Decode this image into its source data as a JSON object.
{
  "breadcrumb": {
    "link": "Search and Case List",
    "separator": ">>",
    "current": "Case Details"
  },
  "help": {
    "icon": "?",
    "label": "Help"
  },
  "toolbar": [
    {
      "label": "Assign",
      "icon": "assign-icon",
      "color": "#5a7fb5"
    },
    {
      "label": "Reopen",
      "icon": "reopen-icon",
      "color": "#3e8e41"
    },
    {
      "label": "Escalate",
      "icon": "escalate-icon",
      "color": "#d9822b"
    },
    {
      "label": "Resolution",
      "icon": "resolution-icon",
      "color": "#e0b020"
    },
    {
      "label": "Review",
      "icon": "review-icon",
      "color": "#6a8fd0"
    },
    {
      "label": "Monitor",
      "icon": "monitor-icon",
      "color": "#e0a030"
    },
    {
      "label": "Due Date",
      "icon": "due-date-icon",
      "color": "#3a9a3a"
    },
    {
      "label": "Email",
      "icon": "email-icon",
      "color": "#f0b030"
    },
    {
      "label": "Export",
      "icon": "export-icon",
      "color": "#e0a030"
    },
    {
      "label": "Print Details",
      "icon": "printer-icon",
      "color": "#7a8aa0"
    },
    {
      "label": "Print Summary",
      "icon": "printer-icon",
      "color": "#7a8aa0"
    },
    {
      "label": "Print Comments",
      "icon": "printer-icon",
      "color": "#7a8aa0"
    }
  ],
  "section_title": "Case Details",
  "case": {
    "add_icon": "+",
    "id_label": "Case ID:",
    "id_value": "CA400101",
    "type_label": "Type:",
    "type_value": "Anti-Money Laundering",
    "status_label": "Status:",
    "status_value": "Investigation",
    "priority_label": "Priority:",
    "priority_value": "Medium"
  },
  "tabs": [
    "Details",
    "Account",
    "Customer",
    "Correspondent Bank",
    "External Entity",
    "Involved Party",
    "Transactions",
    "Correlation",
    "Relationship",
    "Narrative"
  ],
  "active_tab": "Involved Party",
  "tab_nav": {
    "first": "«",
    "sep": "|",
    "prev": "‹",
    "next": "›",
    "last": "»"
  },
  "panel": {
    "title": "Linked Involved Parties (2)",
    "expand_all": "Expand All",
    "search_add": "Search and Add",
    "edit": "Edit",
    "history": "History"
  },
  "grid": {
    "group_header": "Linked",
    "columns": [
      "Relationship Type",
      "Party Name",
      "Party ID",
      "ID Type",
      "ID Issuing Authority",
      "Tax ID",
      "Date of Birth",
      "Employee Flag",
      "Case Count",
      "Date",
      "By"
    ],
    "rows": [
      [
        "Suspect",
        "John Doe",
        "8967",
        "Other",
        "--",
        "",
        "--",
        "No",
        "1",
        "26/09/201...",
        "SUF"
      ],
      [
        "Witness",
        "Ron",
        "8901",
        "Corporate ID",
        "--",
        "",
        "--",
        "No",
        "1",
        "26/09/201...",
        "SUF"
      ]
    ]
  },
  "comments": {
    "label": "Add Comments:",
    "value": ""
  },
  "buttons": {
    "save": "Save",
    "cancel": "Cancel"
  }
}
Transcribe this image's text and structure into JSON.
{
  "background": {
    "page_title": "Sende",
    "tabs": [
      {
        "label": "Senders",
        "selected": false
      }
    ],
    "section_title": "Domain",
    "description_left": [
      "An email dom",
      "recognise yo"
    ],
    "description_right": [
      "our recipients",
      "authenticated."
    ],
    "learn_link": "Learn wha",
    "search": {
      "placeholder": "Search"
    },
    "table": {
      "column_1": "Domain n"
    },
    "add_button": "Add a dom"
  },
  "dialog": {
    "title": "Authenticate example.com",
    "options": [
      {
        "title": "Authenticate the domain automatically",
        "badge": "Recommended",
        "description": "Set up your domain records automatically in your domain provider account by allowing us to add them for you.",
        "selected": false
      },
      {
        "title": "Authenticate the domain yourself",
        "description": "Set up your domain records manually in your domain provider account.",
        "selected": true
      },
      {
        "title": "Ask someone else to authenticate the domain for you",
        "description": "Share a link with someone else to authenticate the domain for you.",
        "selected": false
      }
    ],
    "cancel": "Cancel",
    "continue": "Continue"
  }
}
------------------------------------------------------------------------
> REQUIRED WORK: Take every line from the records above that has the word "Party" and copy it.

> ANSWER SECTION:
    "Involved Party",
  "active_tab": "Involved Party",
      "Party Name",
      "Party ID",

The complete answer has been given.